(Dataset rows describing interfaces)
####

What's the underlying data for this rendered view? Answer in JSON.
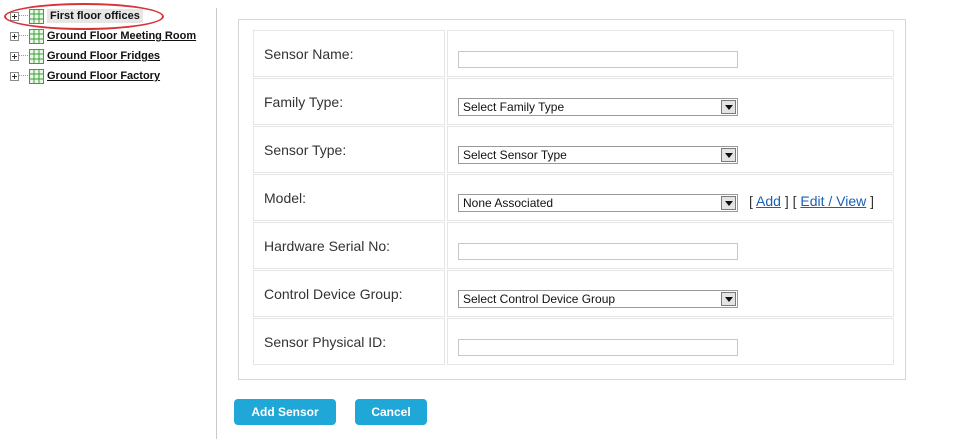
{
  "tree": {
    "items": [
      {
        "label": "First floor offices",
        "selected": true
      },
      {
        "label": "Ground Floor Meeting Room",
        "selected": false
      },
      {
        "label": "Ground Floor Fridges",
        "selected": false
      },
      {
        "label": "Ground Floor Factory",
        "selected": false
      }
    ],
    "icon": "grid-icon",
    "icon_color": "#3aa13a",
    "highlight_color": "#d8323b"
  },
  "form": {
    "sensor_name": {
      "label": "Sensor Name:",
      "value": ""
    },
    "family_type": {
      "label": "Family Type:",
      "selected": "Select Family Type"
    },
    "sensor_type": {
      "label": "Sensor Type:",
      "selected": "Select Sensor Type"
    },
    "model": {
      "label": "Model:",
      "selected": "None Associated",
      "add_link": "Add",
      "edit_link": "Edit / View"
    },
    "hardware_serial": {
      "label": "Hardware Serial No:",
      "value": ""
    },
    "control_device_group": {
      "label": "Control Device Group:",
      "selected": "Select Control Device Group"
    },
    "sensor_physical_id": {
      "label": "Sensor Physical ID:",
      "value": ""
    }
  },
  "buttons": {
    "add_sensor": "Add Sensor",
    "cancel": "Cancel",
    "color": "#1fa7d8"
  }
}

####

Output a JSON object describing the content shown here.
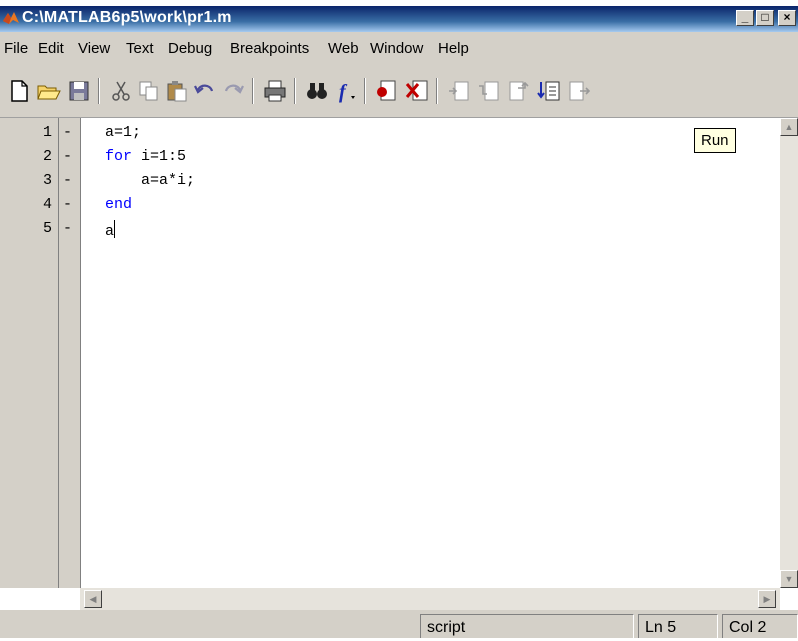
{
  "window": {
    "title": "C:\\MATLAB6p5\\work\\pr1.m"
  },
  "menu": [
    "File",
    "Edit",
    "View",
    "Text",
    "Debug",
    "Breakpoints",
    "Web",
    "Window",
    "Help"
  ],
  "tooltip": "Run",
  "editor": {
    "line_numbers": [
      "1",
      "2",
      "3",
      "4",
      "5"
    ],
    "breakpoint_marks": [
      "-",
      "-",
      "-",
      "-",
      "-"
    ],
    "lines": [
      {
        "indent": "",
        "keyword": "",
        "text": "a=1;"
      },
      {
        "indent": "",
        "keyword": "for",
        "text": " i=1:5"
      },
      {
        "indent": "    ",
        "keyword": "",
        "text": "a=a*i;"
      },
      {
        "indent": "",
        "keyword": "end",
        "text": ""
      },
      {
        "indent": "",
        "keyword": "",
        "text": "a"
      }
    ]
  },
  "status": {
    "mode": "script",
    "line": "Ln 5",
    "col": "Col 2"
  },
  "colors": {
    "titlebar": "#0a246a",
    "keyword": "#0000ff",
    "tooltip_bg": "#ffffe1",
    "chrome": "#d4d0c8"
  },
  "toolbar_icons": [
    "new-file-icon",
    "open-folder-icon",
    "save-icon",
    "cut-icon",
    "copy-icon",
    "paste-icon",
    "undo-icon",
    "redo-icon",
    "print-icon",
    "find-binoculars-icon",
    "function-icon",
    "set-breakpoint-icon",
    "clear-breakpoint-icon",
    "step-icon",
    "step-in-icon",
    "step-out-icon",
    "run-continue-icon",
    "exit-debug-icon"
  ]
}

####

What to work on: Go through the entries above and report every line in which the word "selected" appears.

Result:
        "selected": true
        "selected": false
        "selected": false
        "selected": false
      "selected": "Select Family Type"
      "selected": "Select Sensor Type"
      "selected": "None Associated",
      "selected": "Select Control Device Group"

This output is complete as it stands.